%%

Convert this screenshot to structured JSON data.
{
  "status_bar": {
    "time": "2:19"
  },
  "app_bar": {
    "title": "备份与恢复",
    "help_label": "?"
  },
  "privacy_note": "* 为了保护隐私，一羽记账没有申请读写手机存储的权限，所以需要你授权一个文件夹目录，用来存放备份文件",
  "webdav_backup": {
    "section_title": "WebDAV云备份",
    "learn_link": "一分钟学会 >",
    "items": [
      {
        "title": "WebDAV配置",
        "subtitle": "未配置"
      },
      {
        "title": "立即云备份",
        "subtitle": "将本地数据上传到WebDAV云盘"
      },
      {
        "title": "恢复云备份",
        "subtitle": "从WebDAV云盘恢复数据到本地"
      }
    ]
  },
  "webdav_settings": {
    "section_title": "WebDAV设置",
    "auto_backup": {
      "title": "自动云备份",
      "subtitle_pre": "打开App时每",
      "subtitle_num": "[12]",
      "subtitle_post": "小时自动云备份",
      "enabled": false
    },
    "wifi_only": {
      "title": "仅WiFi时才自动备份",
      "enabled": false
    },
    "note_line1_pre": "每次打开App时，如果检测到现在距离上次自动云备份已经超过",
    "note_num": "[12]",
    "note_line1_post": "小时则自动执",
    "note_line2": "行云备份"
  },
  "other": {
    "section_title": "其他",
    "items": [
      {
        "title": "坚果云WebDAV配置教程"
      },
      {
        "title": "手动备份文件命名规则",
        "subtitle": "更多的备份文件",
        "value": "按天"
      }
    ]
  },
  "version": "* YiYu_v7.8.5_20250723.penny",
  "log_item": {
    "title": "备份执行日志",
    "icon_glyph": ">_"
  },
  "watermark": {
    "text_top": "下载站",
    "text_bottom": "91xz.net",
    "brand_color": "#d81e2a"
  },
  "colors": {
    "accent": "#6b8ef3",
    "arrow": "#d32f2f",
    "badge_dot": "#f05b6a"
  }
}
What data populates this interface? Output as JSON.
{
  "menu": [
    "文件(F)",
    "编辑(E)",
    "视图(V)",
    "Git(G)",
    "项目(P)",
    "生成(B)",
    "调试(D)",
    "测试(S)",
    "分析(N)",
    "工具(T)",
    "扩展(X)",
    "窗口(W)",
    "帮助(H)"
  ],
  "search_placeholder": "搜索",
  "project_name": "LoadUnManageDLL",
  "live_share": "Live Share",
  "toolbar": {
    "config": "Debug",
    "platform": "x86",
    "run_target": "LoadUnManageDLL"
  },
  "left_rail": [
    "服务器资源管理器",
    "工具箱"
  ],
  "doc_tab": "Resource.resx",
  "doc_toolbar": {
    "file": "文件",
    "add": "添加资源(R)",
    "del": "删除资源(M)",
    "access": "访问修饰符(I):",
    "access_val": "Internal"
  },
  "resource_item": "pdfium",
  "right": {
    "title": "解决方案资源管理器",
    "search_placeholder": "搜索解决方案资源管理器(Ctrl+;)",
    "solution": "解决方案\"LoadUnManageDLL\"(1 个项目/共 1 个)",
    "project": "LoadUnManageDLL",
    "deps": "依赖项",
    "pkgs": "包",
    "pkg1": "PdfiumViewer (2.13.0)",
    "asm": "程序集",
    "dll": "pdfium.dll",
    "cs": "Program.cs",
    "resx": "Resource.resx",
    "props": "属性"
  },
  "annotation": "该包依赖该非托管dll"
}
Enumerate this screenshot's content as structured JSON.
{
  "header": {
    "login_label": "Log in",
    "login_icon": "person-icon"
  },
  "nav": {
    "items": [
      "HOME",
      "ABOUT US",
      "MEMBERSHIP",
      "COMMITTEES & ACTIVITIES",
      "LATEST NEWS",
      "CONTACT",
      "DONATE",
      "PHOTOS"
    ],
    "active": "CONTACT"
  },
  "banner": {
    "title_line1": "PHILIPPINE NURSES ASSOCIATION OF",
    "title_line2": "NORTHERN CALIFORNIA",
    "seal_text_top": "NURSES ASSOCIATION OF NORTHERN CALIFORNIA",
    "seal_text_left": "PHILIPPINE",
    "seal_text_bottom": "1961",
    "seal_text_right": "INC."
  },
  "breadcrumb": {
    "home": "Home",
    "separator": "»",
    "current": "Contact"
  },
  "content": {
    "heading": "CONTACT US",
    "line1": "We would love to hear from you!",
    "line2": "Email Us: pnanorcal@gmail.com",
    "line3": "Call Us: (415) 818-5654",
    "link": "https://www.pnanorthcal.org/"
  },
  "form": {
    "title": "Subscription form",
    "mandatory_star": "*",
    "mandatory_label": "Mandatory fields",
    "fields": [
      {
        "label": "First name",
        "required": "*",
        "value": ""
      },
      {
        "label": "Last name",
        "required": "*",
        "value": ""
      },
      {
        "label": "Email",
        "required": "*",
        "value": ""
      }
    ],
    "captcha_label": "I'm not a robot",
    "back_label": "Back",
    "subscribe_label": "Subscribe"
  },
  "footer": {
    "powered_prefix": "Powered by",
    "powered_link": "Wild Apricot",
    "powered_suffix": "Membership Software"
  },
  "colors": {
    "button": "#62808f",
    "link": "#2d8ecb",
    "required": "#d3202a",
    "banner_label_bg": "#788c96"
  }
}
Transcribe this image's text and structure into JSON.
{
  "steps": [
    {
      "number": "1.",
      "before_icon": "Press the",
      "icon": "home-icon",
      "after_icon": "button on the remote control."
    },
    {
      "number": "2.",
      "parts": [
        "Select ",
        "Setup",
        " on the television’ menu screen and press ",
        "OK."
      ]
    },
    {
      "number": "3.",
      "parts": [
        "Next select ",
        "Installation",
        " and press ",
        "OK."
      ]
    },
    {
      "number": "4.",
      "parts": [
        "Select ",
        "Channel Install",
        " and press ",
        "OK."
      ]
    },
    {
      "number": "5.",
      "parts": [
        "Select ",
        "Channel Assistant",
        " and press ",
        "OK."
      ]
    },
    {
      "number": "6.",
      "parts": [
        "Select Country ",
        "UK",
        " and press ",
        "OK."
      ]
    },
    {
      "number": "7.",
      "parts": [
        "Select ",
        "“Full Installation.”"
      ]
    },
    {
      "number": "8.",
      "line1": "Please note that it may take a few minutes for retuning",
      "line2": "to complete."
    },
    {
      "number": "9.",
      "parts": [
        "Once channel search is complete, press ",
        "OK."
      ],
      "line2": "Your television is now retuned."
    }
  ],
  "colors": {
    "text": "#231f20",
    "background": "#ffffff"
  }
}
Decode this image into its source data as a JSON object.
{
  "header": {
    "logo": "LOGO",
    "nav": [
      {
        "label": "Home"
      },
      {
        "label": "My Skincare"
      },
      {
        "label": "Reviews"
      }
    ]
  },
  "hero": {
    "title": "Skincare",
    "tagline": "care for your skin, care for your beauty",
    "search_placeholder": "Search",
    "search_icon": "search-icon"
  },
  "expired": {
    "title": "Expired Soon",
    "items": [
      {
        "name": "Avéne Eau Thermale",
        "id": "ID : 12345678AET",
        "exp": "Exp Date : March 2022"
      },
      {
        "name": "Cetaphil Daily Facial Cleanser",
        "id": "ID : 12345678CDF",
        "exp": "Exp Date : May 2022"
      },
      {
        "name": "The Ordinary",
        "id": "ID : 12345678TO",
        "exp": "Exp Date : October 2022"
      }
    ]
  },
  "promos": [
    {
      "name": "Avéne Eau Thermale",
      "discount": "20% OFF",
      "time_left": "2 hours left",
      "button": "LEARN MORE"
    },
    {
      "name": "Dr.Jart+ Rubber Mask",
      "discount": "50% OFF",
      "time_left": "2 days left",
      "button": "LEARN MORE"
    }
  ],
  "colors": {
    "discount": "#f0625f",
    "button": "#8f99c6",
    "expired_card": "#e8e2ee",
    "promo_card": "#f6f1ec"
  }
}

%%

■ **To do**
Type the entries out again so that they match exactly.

■ **Exercise solution**
Convert this screenshot to structured JSON data.
{
  "status_bar": {
    "time": "2:19"
  },
  "app_bar": {
    "title": "备份与恢复",
    "help_label": "?"
  },
  "privacy_note": "* 为了保护隐私，一羽记账没有申请读写手机存储的权限，所以需要你授权一个文件夹目录，用来存放备份文件",
  "webdav_backup": {
    "section_title": "WebDAV云备份",
    "learn_link": "一分钟学会 >",
    "items": [
      {
        "title": "WebDAV配置",
        "subtitle": "未配置"
      },
      {
        "title": "立即云备份",
        "subtitle": "将本地数据上传到WebDAV云盘"
      },
      {
        "title": "恢复云备份",
        "subtitle": "从WebDAV云盘恢复数据到本地"
      }
    ]
  },
  "webdav_settings": {
    "section_title": "WebDAV设置",
    "auto_backup": {
      "title": "自动云备份",
      "subtitle_pre": "打开App时每",
      "subtitle_num": "[12]",
      "subtitle_post": "小时自动云备份",
      "enabled": false
    },
    "wifi_only": {
      "title": "仅WiFi时才自动备份",
      "enabled": false
    },
    "note_line1_pre": "每次打开App时，如果检测到现在距离上次自动云备份已经超过",
    "note_num": "[12]",
    "note_line1_post": "小时则自动执",
    "note_line2": "行云备份"
  },
  "other": {
    "section_title": "其他",
    "items": [
      {
        "title": "坚果云WebDAV配置教程"
      },
      {
        "title": "手动备份文件命名规则",
        "subtitle": "更多的备份文件",
        "value": "按天"
      }
    ]
  },
  "version": "* YiYu_v7.8.5_20250723.penny",
  "log_item": {
    "title": "备份执行日志",
    "icon_glyph": ">_"
  },
  "watermark": {
    "text_top": "下载站",
    "text_bottom": "91xz.net",
    "brand_color": "#d81e2a"
  },
  "colors": {
    "accent": "#6b8ef3",
    "arrow": "#d32f2f",
    "badge_dot": "#f05b6a"
  }
}
What data populates this interface? Output as JSON.
{
  "menu": [
    "文件(F)",
    "编辑(E)",
    "视图(V)",
    "Git(G)",
    "项目(P)",
    "生成(B)",
    "调试(D)",
    "测试(S)",
    "分析(N)",
    "工具(T)",
    "扩展(X)",
    "窗口(W)",
    "帮助(H)"
  ],
  "search_placeholder": "搜索",
  "project_name": "LoadUnManageDLL",
  "live_share": "Live Share",
  "toolbar": {
    "config": "Debug",
    "platform": "x86",
    "run_target": "LoadUnManageDLL"
  },
  "left_rail": [
    "服务器资源管理器",
    "工具箱"
  ],
  "doc_tab": "Resource.resx",
  "doc_toolbar": {
    "file": "文件",
    "add": "添加资源(R)",
    "del": "删除资源(M)",
    "access": "访问修饰符(I):",
    "access_val": "Internal"
  },
  "resource_item": "pdfium",
  "right": {
    "title": "解决方案资源管理器",
    "search_placeholder": "搜索解决方案资源管理器(Ctrl+;)",
    "solution": "解决方案\"LoadUnManageDLL\"(1 个项目/共 1 个)",
    "project": "LoadUnManageDLL",
    "deps": "依赖项",
    "pkgs": "包",
    "pkg1": "PdfiumViewer (2.13.0)",
    "asm": "程序集",
    "dll": "pdfium.dll",
    "cs": "Program.cs",
    "resx": "Resource.resx",
    "props": "属性"
  },
  "annotation": "该包依赖该非托管dll"
}
Enumerate this screenshot's content as structured JSON.
{
  "header": {
    "login_label": "Log in",
    "login_icon": "person-icon"
  },
  "nav": {
    "items": [
      "HOME",
      "ABOUT US",
      "MEMBERSHIP",
      "COMMITTEES & ACTIVITIES",
      "LATEST NEWS",
      "CONTACT",
      "DONATE",
      "PHOTOS"
    ],
    "active": "CONTACT"
  },
  "banner": {
    "title_line1": "PHILIPPINE NURSES ASSOCIATION OF",
    "title_line2": "NORTHERN CALIFORNIA",
    "seal_text_top": "NURSES ASSOCIATION OF NORTHERN CALIFORNIA",
    "seal_text_left": "PHILIPPINE",
    "seal_text_bottom": "1961",
    "seal_text_right": "INC."
  },
  "breadcrumb": {
    "home": "Home",
    "separator": "»",
    "current": "Contact"
  },
  "content": {
    "heading": "CONTACT US",
    "line1": "We would love to hear from you!",
    "line2": "Email Us: pnanorcal@gmail.com",
    "line3": "Call Us: (415) 818-5654",
    "link": "https://www.pnanorthcal.org/"
  },
  "form": {
    "title": "Subscription form",
    "mandatory_star": "*",
    "mandatory_label": "Mandatory fields",
    "fields": [
      {
        "label": "First name",
        "required": "*",
        "value": ""
      },
      {
        "label": "Last name",
        "required": "*",
        "value": ""
      },
      {
        "label": "Email",
        "required": "*",
        "value": ""
      }
    ],
    "captcha_label": "I'm not a robot",
    "back_label": "Back",
    "subscribe_label": "Subscribe"
  },
  "footer": {
    "powered_prefix": "Powered by",
    "powered_link": "Wild Apricot",
    "powered_suffix": "Membership Software"
  },
  "colors": {
    "button": "#62808f",
    "link": "#2d8ecb",
    "required": "#d3202a",
    "banner_label_bg": "#788c96"
  }
}
Transcribe this image's text and structure into JSON.
{
  "steps": [
    {
      "number": "1.",
      "before_icon": "Press the",
      "icon": "home-icon",
      "after_icon": "button on the remote control."
    },
    {
      "number": "2.",
      "parts": [
        "Select ",
        "Setup",
        " on the television’ menu screen and press ",
        "OK."
      ]
    },
    {
      "number": "3.",
      "parts": [
        "Next select ",
        "Installation",
        " and press ",
        "OK."
      ]
    },
    {
      "number": "4.",
      "parts": [
        "Select ",
        "Channel Install",
        " and press ",
        "OK."
      ]
    },
    {
      "number": "5.",
      "parts": [
        "Select ",
        "Channel Assistant",
        " and press ",
        "OK."
      ]
    },
    {
      "number": "6.",
      "parts": [
        "Select Country ",
        "UK",
        " and press ",
        "OK."
      ]
    },
    {
      "number": "7.",
      "parts": [
        "Select ",
        "“Full Installation.”"
      ]
    },
    {
      "number": "8.",
      "line1": "Please note that it may take a few minutes for retuning",
      "line2": "to complete."
    },
    {
      "number": "9.",
      "parts": [
        "Once channel search is complete, press ",
        "OK."
      ],
      "line2": "Your television is now retuned."
    }
  ],
  "colors": {
    "text": "#231f20",
    "background": "#ffffff"
  }
}
Decode this image into its source data as a JSON object.
{
  "header": {
    "logo": "LOGO",
    "nav": [
      {
        "label": "Home"
      },
      {
        "label": "My Skincare"
      },
      {
        "label": "Reviews"
      }
    ]
  },
  "hero": {
    "title": "Skincare",
    "tagline": "care for your skin, care for your beauty",
    "search_placeholder": "Search",
    "search_icon": "search-icon"
  },
  "expired": {
    "title": "Expired Soon",
    "items": [
      {
        "name": "Avéne Eau Thermale",
        "id": "ID : 12345678AET",
        "exp": "Exp Date : March 2022"
      },
      {
        "name": "Cetaphil Daily Facial Cleanser",
        "id": "ID : 12345678CDF",
        "exp": "Exp Date : May 2022"
      },
      {
        "name": "The Ordinary",
        "id": "ID : 12345678TO",
        "exp": "Exp Date : October 2022"
      }
    ]
  },
  "promos": [
    {
      "name": "Avéne Eau Thermale",
      "discount": "20% OFF",
      "time_left": "2 hours left",
      "button": "LEARN MORE"
    },
    {
      "name": "Dr.Jart+ Rubber Mask",
      "discount": "50% OFF",
      "time_left": "2 days left",
      "button": "LEARN MORE"
    }
  ],
  "colors": {
    "discount": "#f0625f",
    "button": "#8f99c6",
    "expired_card": "#e8e2ee",
    "promo_card": "#f6f1ec"
  }
}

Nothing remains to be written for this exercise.